Porter says the Remarkables Park site was “fully integrated” with the development of Remarkables Park and Frankton Flats, with amazing views to The Remarkables and Coronet Peak.

The site is located immediately east of the Remarkables Park Town Centre, south of a new confirmed high school, west of a proposed tertiary education development and north of the future Remarkables Quay Resort and Ferry Terminal. It is also appropriately close to the airport, the Hilton hotels, the Remarkables Park future medical precinct, the Lakes District Hospital and other Frankton Flats development.

Porter says a planned water ferry would in the future make a “memorable experience” for delegates travelling in and out of the CBD and through the Frankton Arm, landing in the heart of the CBD at O’Regans Wharf.

In any event he said he thought it highly unlikely anyone coming to a conference would not visit downtown Queenstown.

The design will also provide a large exhibition area, smaller break-out rooms, and can be easily expanded to cater for future growth as the site is large enough.

Remarkables Park said the company had invested a significant amount of money engaging leading international and national conference centre experts to help put together its comprehensive bid to the Conference Committee in December 2012, and it had always been its intention to use this research and expert team to support a more cost-effective, privately-funded alternative project if necessary.

“We recognise that timing is important for Queenstown, not only as there’s strong competition from Australia for conference venues but proposals for Auckland and Christchurch will also provide stiff competition,” Porter says.

“We believe the quicker we can open this conference facility, the better this will be for Queenstown.

“It’ll build loyalty for Queenstown as a conference destination and should also work for Auckland and Christchurch as a lead generator for future larger conferences in those cities.

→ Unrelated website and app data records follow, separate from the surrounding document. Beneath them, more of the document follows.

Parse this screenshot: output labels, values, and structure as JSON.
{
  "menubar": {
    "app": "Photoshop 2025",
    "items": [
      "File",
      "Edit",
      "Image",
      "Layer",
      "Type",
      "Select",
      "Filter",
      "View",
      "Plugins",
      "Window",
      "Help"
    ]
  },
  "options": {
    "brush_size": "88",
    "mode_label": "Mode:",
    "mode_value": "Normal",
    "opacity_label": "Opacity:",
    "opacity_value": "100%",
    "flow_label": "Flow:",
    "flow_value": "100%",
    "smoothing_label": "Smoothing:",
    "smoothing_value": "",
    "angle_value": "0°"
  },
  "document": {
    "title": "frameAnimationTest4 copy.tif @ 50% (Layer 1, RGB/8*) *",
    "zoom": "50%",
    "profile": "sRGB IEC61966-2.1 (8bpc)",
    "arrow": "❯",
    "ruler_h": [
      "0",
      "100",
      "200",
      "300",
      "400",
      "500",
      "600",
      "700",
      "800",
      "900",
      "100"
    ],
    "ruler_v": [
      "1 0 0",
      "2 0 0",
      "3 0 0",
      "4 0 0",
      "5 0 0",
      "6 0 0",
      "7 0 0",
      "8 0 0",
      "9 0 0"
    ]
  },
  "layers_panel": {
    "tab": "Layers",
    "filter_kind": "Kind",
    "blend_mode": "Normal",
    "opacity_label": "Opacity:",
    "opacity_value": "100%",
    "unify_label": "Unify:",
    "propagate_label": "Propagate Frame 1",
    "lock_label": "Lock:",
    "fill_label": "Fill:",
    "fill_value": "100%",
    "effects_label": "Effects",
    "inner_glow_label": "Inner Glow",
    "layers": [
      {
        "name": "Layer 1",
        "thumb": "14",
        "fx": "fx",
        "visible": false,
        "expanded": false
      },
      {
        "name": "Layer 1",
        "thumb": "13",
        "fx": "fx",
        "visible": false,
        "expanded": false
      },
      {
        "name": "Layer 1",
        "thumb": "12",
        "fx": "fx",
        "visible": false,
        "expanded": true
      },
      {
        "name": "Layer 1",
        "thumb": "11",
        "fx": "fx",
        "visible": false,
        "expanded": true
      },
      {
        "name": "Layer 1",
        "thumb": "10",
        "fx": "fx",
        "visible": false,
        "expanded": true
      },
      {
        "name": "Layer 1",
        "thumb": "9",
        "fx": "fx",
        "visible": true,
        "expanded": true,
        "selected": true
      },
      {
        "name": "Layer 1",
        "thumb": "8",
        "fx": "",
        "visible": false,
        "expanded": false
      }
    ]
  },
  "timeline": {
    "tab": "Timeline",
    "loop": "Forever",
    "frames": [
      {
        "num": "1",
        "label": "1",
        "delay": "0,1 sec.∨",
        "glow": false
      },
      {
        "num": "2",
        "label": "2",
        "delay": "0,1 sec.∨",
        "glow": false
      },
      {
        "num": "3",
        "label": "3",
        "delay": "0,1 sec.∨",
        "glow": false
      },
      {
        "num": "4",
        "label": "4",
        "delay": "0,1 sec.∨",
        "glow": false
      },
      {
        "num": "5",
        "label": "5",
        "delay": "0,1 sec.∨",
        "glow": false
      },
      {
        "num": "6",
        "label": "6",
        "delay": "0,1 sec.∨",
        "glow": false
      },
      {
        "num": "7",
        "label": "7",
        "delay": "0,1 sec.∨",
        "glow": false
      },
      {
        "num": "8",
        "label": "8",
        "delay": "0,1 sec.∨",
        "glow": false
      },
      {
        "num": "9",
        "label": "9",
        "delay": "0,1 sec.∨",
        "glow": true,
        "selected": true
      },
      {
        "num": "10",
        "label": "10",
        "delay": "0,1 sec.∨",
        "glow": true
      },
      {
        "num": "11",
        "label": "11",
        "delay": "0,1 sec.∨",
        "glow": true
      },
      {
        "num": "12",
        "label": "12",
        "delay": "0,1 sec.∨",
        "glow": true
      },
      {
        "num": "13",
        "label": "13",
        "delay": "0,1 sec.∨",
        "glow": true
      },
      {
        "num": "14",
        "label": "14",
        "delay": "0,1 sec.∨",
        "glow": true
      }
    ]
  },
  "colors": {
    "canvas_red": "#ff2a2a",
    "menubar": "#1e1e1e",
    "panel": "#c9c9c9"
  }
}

“We believe today’s announcement has many positive benefits for the wider Queenstown-Lakes District community.”